If we remove this important lesson, are we preparing our children any better for the future? If we shelter our kids from the "rain" of life, will they grow up thinking they don't need an umbrella?
Christians have a saying: "When life is difficult, don't pray for a lighter load. Pray for a stronger back." It's well conceived. The answer may not be to insist that life for your children conform to your reality. Instead, let's prepare each other to get through life's difficulties. When we prepare our children by helping them have high self-esteem, we're doing a wonderful thing. But when that high self-esteem has a basis in sailing through life without difficulty, we're doing nothing more than preparing our children to be given a giant wedgie by life later rather than sooner.
I studied theater history in college, and I remember that practically every great early actor came from unbelievable adversity. In fact, it seemed to be a prerequisite for awhile that to be a great actor you had to have your ass kicked early in life, and then those experiences(presumably) led you to greatness. I remember thinking - "wow, maybe my life hasn't been hard enough for me to be a great actor..."

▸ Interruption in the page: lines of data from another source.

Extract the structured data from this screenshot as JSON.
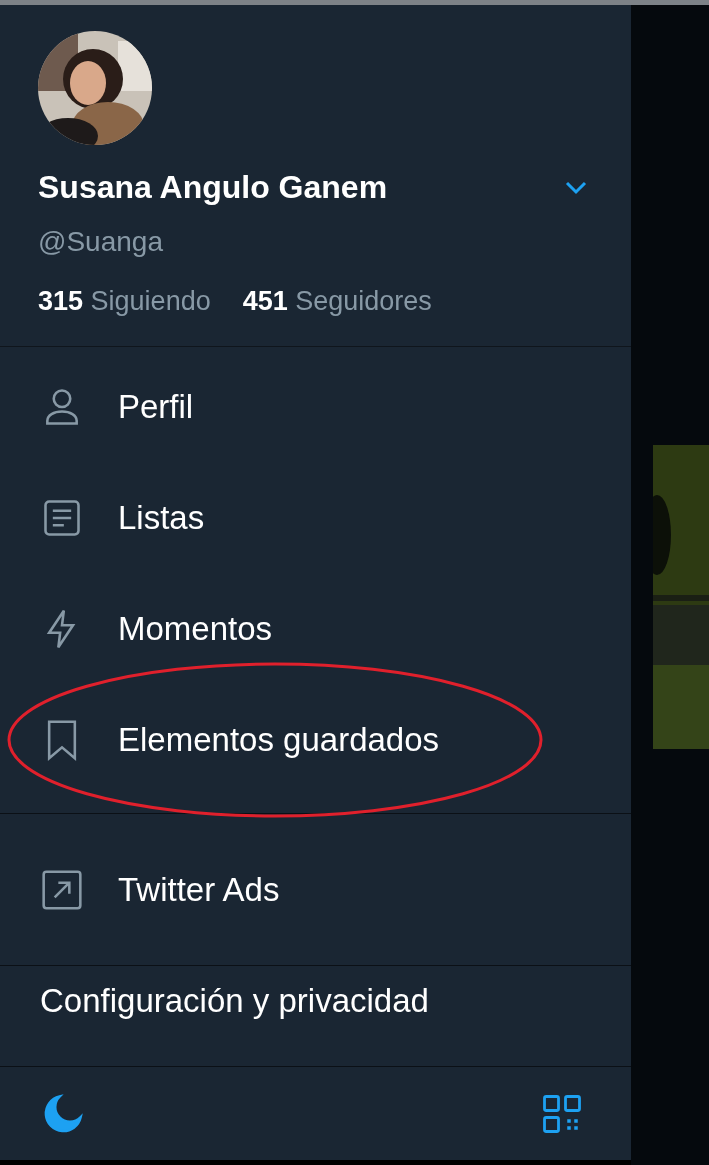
{
  "profile": {
    "name": "Susana Angulo Ganem",
    "handle": "@Suanga",
    "stats": [
      {
        "count": "315",
        "label": "Siguiendo"
      },
      {
        "count": "451",
        "label": "Seguidores"
      }
    ]
  },
  "menu": [
    {
      "label": "Perfil",
      "kind": "person",
      "highlighted": false
    },
    {
      "label": "Listas",
      "kind": "list",
      "highlighted": false
    },
    {
      "label": "Momentos",
      "kind": "bolt",
      "highlighted": false
    },
    {
      "label": "Elementos guardados",
      "kind": "bookmark",
      "highlighted": true
    }
  ],
  "secondary_menu": [
    {
      "label": "Twitter Ads",
      "kind": "external"
    }
  ],
  "settings_item": {
    "label": "Configuración y privacidad"
  },
  "footer": {
    "night_mode": true
  }
}
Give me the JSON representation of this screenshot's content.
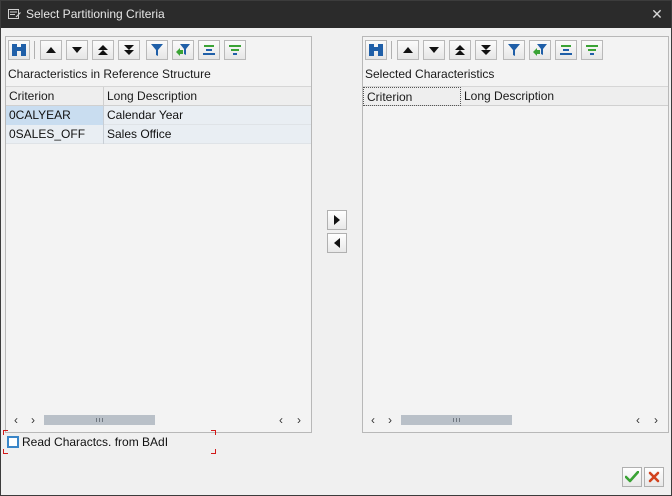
{
  "window": {
    "title": "Select Partitioning Criteria",
    "close_glyph": "✕"
  },
  "left_panel": {
    "title": "Characteristics in Reference Structure",
    "columns": [
      "Criterion",
      "Long Description"
    ],
    "rows": [
      {
        "criterion": "0CALYEAR",
        "description": "Calendar Year",
        "selected": true
      },
      {
        "criterion": "0SALES_OFF",
        "description": "Sales Office",
        "selected": false
      }
    ]
  },
  "right_panel": {
    "title": "Selected Characteristics",
    "columns": [
      "Criterion",
      "Long Description"
    ],
    "rows": []
  },
  "toolbar_icons": [
    "find-icon",
    "move-up-icon",
    "move-down-icon",
    "move-top-icon",
    "move-bottom-icon",
    "filter-icon",
    "delete-filter-icon",
    "sort-ascending-icon",
    "sort-descending-icon"
  ],
  "scroll_glyphs": {
    "left": "‹",
    "right": "›"
  },
  "checkbox": {
    "label": "Read Charactcs. from BAdI",
    "checked": false
  },
  "colors": {
    "titlebar": "#2b2b2b",
    "accent_blue": "#1f5fa8",
    "ok_green": "#3aa335",
    "cancel_red": "#d2421d",
    "selected_cell": "#c9ddf0",
    "required_marker": "#d21a1a"
  }
}
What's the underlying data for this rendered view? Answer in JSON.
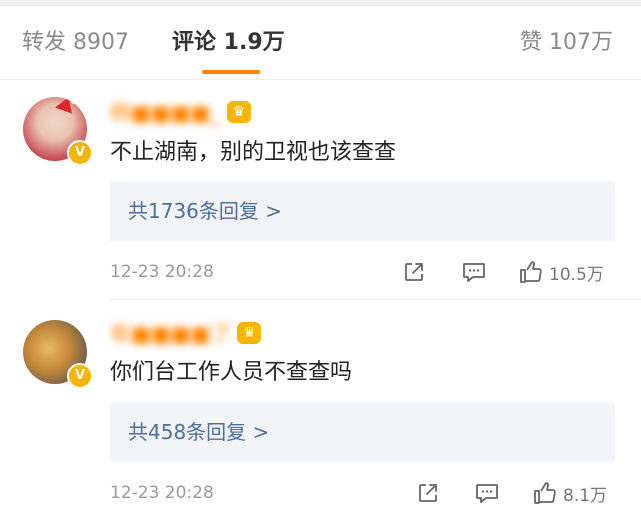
{
  "tabs": {
    "repost": "转发 8907",
    "comments": "评论 1.9万",
    "likes": "赞 107万"
  },
  "colors": {
    "accent": "#ff8200",
    "username": "#ff8200",
    "link": "#4d6e9e",
    "verified": "#f5b400"
  },
  "comments": [
    {
      "username": "杨■■■■_",
      "text": "不止湖南，别的卫视也该查查",
      "replies": "共1736条回复 >",
      "time": "12-23 20:28",
      "likes": "10.5万",
      "icons": [
        "avatar",
        "verified-icon",
        "crown-icon",
        "share-icon",
        "reply-icon",
        "like-icon"
      ]
    },
    {
      "username": "有■■■■了",
      "text": "你们台工作人员不查查吗",
      "replies": "共458条回复 >",
      "time": "12-23 20:28",
      "likes": "8.1万",
      "icons": [
        "avatar",
        "verified-icon",
        "crown-icon",
        "share-icon",
        "reply-icon",
        "like-icon"
      ]
    }
  ]
}
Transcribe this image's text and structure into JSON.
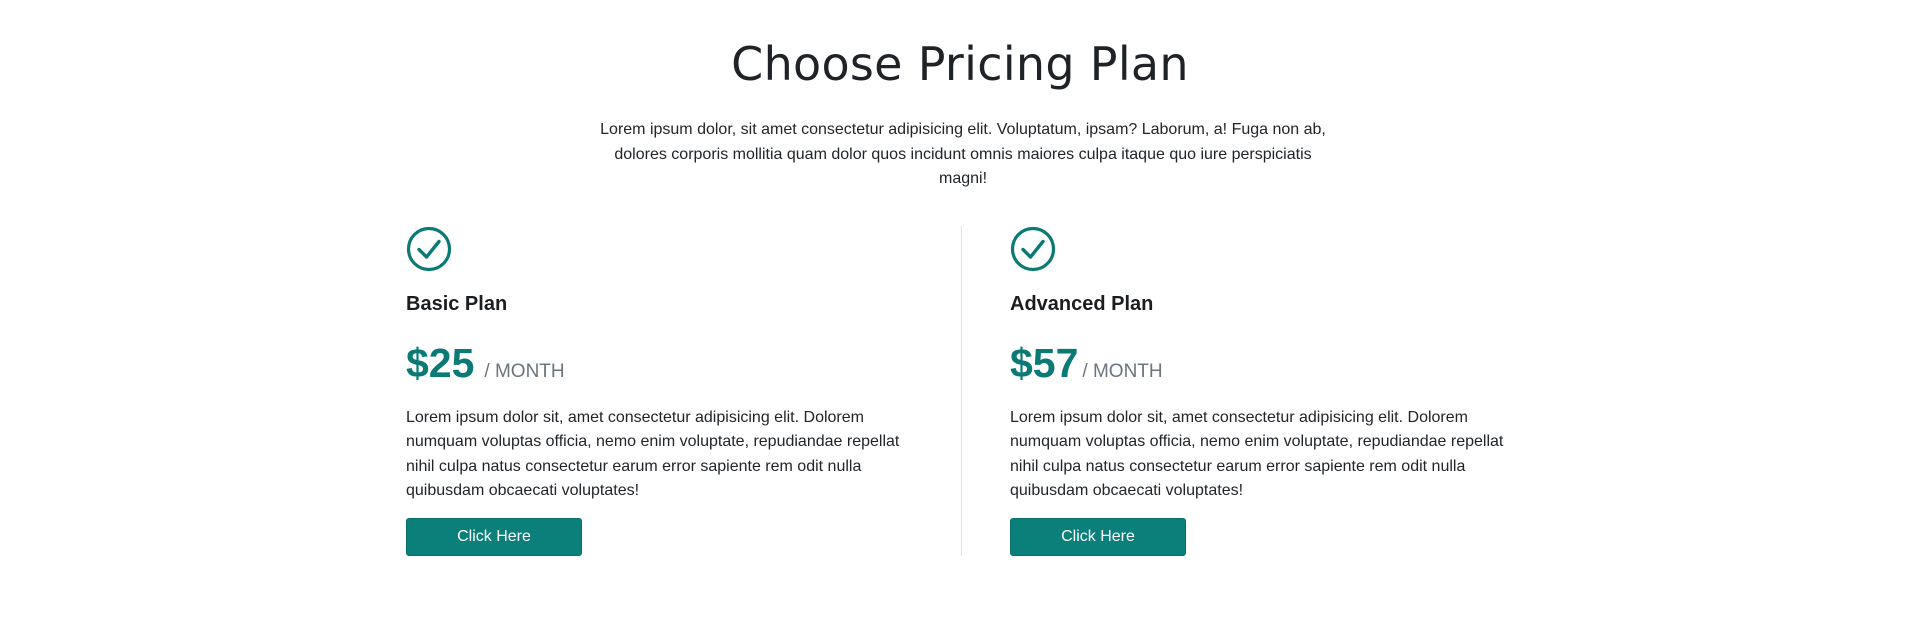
{
  "header": {
    "title": "Choose Pricing Plan",
    "description": "Lorem ipsum dolor, sit amet consectetur adipisicing elit. Voluptatum, ipsam? Laborum, a! Fuga non ab, dolores corporis mollitia quam dolor quos incidunt omnis maiores culpa itaque quo iure perspiciatis magni!"
  },
  "colors": {
    "accent": "#0b7a75",
    "button": "#0b7f7a",
    "muted": "#6c757d"
  },
  "plans": [
    {
      "icon": "check-circle-icon",
      "name": "Basic Plan",
      "price": "$25",
      "period": "/ MONTH",
      "description": "Lorem ipsum dolor sit, amet consectetur adipisicing elit. Dolorem numquam voluptas officia, nemo enim voluptate, repudiandae repellat nihil culpa natus consectetur earum error sapiente rem odit nulla quibusdam obcaecati voluptates!",
      "button_label": "Click Here"
    },
    {
      "icon": "check-circle-icon",
      "name": "Advanced Plan",
      "price": "$57",
      "period": "/ MONTH",
      "description": "Lorem ipsum dolor sit, amet consectetur adipisicing elit. Dolorem numquam voluptas officia, nemo enim voluptate, repudiandae repellat nihil culpa natus consectetur earum error sapiente rem odit nulla quibusdam obcaecati voluptates!",
      "button_label": "Click Here"
    }
  ]
}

A variety, a richness, a diversity of experience that includes the unexpected, the shocking, the awful, and the sad, is what constitutes life. When we insist that everyone be nice in youth, we're removing life's difficulty from their experience and falsely presenting life as an easy walk through a flower-strewn forest path. When we teach our kids happy-happy-joy-joy, we're not preparing them for the random "I-jacked-up-my-truck-y'all" douchebag who will flip them off in an intersection for no apparent reason. We're not preparing them for the random jackass in a bar, or the meth-addled toothless trainwreck who asks them for money "for food, totally." We're not preparing them for the power company accidentally shutting off their power due to a mix-up, for getting laid off, or for a dog that runs at them suddenly
We're not preparing our children for a job market where they might be one of 50 applicants for any given position, let alone the punk who yells "faggot!", or worse, driving by - just because. Because some people are just dicks.
Life isn't a combat situation, but adversity is a large part of it. I'm not suggesting we abuse our children, or let them be abused to prepare for later adversity. Of course we would never sit idly by and let our children be attacked. But can't a tiny bit of difficulty be a good inoculation for the adversity they'll experience later?